**SOURCE MATERIAL:**

+++

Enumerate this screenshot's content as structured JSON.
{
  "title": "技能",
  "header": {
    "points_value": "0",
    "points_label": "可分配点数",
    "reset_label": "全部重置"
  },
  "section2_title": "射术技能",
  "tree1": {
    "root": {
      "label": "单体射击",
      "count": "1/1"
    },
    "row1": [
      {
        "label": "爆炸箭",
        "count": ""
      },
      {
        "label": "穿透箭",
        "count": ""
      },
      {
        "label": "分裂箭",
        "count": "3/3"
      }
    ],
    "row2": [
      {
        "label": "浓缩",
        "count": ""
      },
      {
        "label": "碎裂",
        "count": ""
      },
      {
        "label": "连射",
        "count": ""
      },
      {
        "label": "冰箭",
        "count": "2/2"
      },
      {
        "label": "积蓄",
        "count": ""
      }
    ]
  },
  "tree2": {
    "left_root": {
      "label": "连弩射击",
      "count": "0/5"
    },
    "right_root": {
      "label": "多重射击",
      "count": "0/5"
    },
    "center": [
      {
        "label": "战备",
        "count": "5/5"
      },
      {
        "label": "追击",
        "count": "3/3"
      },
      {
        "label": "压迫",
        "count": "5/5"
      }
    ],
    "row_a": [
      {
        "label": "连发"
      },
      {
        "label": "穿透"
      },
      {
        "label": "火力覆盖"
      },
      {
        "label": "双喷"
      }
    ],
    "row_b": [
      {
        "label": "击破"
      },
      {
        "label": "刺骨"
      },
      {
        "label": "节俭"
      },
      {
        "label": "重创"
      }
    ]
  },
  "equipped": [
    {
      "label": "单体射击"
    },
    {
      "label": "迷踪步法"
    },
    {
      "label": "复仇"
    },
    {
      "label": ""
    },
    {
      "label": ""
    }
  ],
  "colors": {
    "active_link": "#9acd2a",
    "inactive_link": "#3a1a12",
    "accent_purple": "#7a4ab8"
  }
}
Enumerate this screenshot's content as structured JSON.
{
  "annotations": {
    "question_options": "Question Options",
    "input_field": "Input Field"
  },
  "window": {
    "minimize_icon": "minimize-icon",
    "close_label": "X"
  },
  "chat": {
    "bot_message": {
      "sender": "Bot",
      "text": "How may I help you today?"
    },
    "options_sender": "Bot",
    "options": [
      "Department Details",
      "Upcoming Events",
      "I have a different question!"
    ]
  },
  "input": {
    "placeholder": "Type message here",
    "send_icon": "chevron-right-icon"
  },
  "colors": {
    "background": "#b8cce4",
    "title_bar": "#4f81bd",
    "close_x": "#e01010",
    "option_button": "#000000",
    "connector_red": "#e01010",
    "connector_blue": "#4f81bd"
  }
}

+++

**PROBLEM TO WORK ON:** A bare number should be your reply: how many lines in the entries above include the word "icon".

**FINISHED TASK:** 2